and bushwhackers, whereby a change of public opinion was brought about. Most of those who had suffered by the rebellion began to dislike, and then most strenuously opposed, an institution that had been the source of all their trials. Thus, when in the fall of 1862 the said convention ordained the election of a new Legislature, a majority of emancipationists were chosen to both houses. Till then Governor Gamble had declared, and by his actions shown, himself inimical to all attempts at emancipation. The loyal people submitted to his administration as a matter of course; but many complained of the unnecessary prolongation of this provisional government, contending that together with the new Legislature also the State officers might and should have been elected by the people. I will not deny that in some of our public papers such harsh words as usurpation disregard of the people's rights, &c., were used, although a resort to violent resistance was seriously contemplated by no one.
The effects of all this were twofold. Governor Gamble, a naturally timid man, yielded somewhat to the demands of the progressive party and come out in his message to the new General Assembly as an advocate of gradual and compensated emancipation, while at the same time he threw a strong dislike and full distrust upon that same party, representing them to the Federal Government as a faction of revolutionists, removing unceremoniously the so-called radicals from all offices within his gift and replacing them by men of his own way of thinking, in many cases by former disloyalists who had succeeded in ingratiating themselves with him. The best and most energetic officers of the enrolled and State militia, the ablest provost-marshals, &c., were dismissed to make room for men whom the loyal mass neither liked nor confided in. This was a sad mistake, the more to be pitied as also General Schofield appears to have taken the same view, carrying out the same policy.
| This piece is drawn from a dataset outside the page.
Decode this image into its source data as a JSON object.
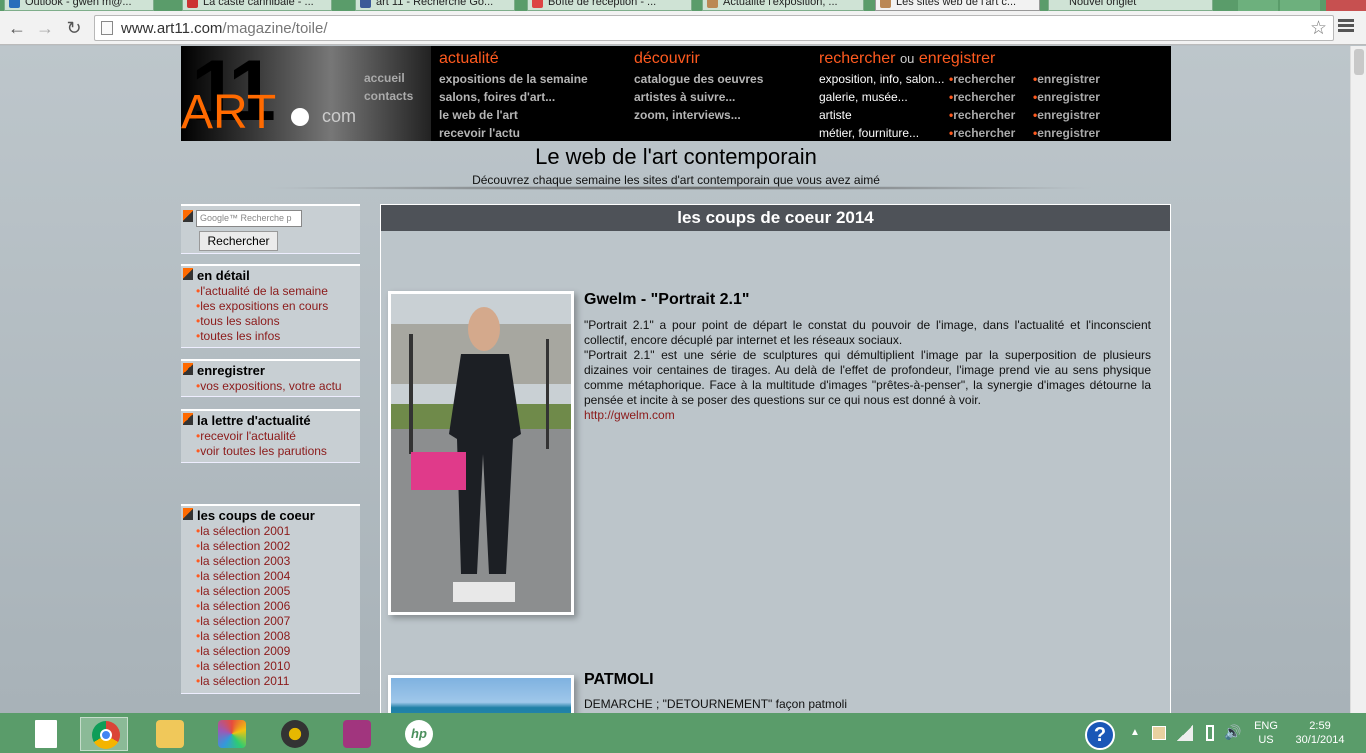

It may truly be said that the sympathizers had all their own way in Missouri all the while.
The General Assembly, willing to comply with the recommendations of Governor Gamble, tried to agree on some plan of emancipation, but all in vain, partly because Congress failed to make the necessary appropriation for compensating the slave-owners, partly because the friends of a very gradual emancipation, reaching beyond the limits of the present centrum, united with the pro-slavery men in defeating all measures of a more speedy settlement of the question, which, however, the condition of the State and the already complete demoralization of the institution seemed to demand. Thereupon Governor Gamble and his friends determined to take the matter into their own hands; the old convention was convoked again, and the influence of the administration was throng enough to bring about two principal measures-first, to secure to slavery a continuance of thirteen years and more, called gradual emancipation; and, second, to prolong the provisional government to the end of 1864, though in November last an election for judges of the supreme court was to [be] held, and thus again an opportunity given to the people to elect also a regular State government.
Not long after a mass meeting was held at Jefferson City (in last September), in which the action of the said convention and of the provisional government was strongly reprobated and a committee appointed to inform President Lincoln of the actual condition of Missouri, and to desire the removal of General Schofield (the Lawrence horrors were then quite new). What President Lincoln did not then see he found to be true afterward. The November election